● **YOUR ASSIGNMENT**
The lines to copy are those in the listing below that contain the word "number".

● **DATA TO USE**
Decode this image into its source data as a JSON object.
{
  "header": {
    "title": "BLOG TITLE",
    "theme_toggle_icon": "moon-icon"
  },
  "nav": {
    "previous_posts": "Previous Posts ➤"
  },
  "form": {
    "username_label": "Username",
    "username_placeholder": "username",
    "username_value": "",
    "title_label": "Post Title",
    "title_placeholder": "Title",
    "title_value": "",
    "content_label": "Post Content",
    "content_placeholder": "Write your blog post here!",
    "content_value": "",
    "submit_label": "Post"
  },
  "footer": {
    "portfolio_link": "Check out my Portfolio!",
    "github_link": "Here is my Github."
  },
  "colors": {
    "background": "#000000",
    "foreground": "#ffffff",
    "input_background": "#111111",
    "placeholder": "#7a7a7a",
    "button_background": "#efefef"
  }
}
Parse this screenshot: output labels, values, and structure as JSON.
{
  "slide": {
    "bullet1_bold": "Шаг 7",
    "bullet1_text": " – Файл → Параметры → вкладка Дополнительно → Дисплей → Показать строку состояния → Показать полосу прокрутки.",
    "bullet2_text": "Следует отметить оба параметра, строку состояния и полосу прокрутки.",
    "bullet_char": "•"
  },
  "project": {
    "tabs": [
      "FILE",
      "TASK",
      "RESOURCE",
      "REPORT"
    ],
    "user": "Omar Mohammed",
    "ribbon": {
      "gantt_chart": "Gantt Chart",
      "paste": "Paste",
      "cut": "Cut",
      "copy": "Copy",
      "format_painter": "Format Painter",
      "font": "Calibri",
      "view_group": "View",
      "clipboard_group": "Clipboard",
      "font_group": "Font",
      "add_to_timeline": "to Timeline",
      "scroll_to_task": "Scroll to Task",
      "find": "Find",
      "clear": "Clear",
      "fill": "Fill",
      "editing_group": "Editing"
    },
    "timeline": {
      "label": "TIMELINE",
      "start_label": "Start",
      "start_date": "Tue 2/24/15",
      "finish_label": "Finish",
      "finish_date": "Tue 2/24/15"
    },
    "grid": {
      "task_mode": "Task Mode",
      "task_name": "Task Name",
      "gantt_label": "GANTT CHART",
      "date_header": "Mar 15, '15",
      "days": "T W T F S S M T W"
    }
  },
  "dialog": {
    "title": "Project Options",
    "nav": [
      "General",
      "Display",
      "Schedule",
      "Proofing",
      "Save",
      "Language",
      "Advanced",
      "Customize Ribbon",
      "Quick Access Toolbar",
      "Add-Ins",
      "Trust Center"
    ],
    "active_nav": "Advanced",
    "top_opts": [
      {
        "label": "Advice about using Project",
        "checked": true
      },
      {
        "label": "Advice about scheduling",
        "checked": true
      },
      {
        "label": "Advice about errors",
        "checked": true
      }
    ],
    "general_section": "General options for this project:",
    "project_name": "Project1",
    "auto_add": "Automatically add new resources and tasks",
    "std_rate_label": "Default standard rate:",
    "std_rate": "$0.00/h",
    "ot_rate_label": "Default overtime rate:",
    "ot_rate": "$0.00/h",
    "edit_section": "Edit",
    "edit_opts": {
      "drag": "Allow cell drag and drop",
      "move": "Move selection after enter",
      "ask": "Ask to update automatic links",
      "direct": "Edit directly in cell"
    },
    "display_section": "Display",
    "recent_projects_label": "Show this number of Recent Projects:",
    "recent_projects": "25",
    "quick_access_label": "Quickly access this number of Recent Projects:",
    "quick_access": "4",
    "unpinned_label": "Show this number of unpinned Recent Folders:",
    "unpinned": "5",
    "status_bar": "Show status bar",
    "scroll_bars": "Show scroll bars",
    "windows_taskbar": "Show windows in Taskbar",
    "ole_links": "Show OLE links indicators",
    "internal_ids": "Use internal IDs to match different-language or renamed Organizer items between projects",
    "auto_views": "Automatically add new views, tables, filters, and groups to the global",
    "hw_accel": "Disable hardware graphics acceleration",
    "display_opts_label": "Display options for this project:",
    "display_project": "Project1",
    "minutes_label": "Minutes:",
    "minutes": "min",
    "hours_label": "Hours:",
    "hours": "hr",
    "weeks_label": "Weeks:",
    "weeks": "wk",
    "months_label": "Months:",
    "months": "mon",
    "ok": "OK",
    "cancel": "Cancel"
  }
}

● **THE COMPLETED TASK**
    "recent_projects_label": "Show this number of Recent Projects:",
    "quick_access_label": "Quickly access this number of Recent Projects:",
    "unpinned_label": "Show this number of unpinned Recent Folders:",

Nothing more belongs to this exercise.